We have administrative expenses at the National Body. These administrative expenses are met by the interest generated from the membership fee, which goes to the core fund- a fixed deposit. Only we- the National Body, can utilize the interest part of it to run the office, the staff members, IIA’s examination for others etc. When the interest rates decreased drastically, everything went to a toss as we could not meet the expenses. This is where the sponsorship part comes in- usually, done by the Chapters and Centres that organize programs. They also submit an audited account of the expenses. There is complete transparency regarding what is happening with the funds within the organization.
Lastly, coming to the election process itself, how many eligible members eventually take part in the Institute’s elections?
The eligibility criteria for a voter is to be a member with no dues pending. This time we have nearly 15,000 voters from our 27,000 members. Last time, we had 12,000 voters, of which, eventually, 4500 cast their vote. We expect this number to be close to 7,500 this time, as more interest seems to have been generated within the community.
As we are near the end of this interview, would you like to end with a message or any comment?
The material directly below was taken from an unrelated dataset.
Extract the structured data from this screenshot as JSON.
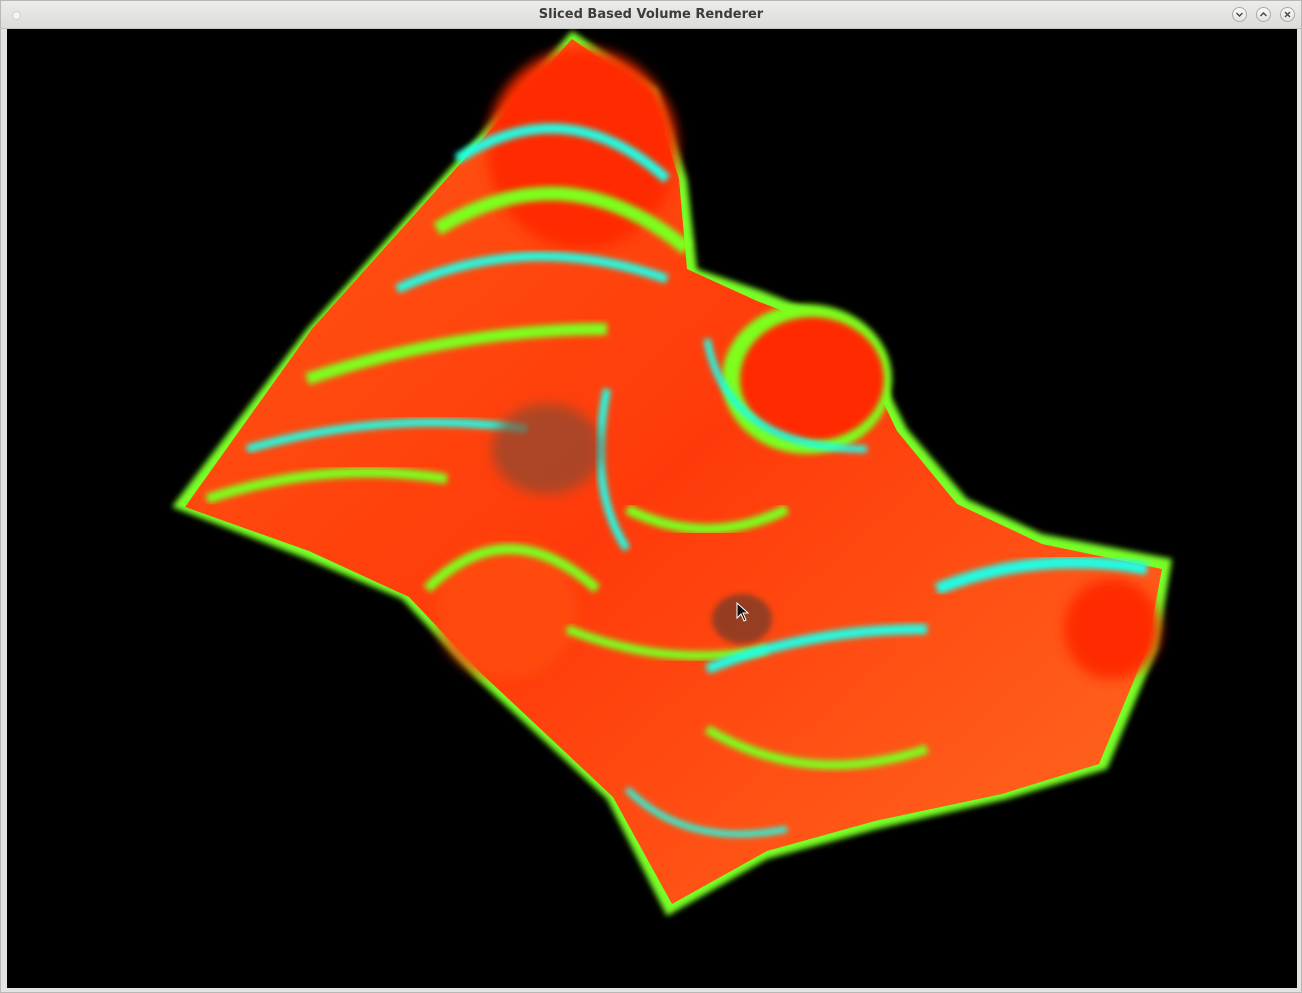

It ignites and excites certain people, which is good for our organization. But after the election, we have to take forward these agendas. Some call IIA a glorified event manager or event management company because we organize many programs. That’s good, but we need programs to excite people and fulfil the agendas as an organization, and not do things just to end it there; it has to be taken forward. That’s the way forward.